Hypos affect nearly everyone with Type 1 diabetes, and some people with Type 2 diabetes who use insulin or some other medication.
Hypo Awareness Week 2019 (30 September to 6 October) gives us another opportunity to shine a spotlight on hypos.
For many people living with diabetes, hypos are part of life. But they can be scary and need quick treatment.
If you’ve got friends or family with Type 1 diabetes – would you be able to recognise the symptoms of a hypo? Would you hand them chocolate or jelly babies?
We have information all about the signs and symptoms of hypos, and how to treat them.

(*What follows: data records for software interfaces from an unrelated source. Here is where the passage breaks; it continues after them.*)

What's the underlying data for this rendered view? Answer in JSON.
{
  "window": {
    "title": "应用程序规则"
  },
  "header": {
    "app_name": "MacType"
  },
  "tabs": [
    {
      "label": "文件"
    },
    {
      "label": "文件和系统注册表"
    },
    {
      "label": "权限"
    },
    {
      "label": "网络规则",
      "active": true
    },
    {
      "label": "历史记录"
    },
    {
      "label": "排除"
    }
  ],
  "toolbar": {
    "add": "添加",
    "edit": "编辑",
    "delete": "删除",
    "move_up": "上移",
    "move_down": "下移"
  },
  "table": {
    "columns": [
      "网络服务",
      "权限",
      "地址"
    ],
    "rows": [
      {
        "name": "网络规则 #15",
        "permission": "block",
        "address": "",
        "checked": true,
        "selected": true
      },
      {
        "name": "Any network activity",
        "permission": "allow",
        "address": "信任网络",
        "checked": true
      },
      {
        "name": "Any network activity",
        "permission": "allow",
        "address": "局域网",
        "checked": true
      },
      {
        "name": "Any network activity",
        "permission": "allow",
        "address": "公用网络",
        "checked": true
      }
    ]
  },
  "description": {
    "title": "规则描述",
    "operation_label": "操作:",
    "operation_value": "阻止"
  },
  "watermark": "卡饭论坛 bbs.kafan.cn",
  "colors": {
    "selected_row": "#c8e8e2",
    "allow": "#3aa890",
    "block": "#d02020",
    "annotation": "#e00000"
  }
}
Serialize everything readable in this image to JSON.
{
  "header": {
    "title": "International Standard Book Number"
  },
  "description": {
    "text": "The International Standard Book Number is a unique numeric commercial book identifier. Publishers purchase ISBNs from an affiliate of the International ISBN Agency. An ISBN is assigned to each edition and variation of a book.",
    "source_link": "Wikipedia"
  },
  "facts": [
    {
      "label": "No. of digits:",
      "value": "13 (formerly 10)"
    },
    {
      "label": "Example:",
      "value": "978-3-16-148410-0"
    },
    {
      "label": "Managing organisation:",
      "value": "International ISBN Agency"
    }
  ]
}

This year we're also talking about hypo unawareness — and what to do if you can't spot you're going hypo.
Have a read, and then test your knowledge with our Hypo Awareness Week quiz.
Once you've done the quiz, share it on social media to inform others and get everyone talking about hypos.
Young people with Type 1 talk hypos
We asked young people with Type 1 to talk to us about their first or most memorable hypos at university – here's what they told us!
What is a hypo?
Hypos occur when somebody’s blood sugar levels drop. This is dangerous as it means the body doesn’t have enough energy to work properly.
Why do blood sugar levels drop?
This can be the million dollar question. There are some things that we know will make your blood sugars drop too low, like taking too much insulin, unplanned physical activity, not eating enough carbs, or even hot weather. But sometimes there is no obvious reason at all.
What are the symptoms?
There are some common symptoms of a hypo, but everybody will experience a hypo slightly differently – so ask your friends and family what their symptoms are.
What if you can't recognise the symptoms?
Because hypos need to be treated quickly, losing the ability to sense low blood sugar levels – known as hypo unawareness – can be a big problem for people with Type 1 and some with Type 2 diabetes. We've got information on what to do if you're unaware of hypos and the research we're doing to help.
How do you treat a hypo?
It’s important that you treat a hypo quickly with fast-acting sugar, so that blood sugar levels rise again. Good hypo treatments include full-sugar fizzy drinks (not diet versions), orange juice and sweets like jelly babies. Bad hypo treatments include chocolate (the fat in chocolate means the sugar takes longer to get into the blood) and whole fruit like a banana (the fibre slows down the absorption of sugar).
We also know that lots of people with Type 1 are afraid of having a hypo, and will do anything to prevent one. This is called hypo anxiety. We’ve got some tips from a clinical psychologist to help.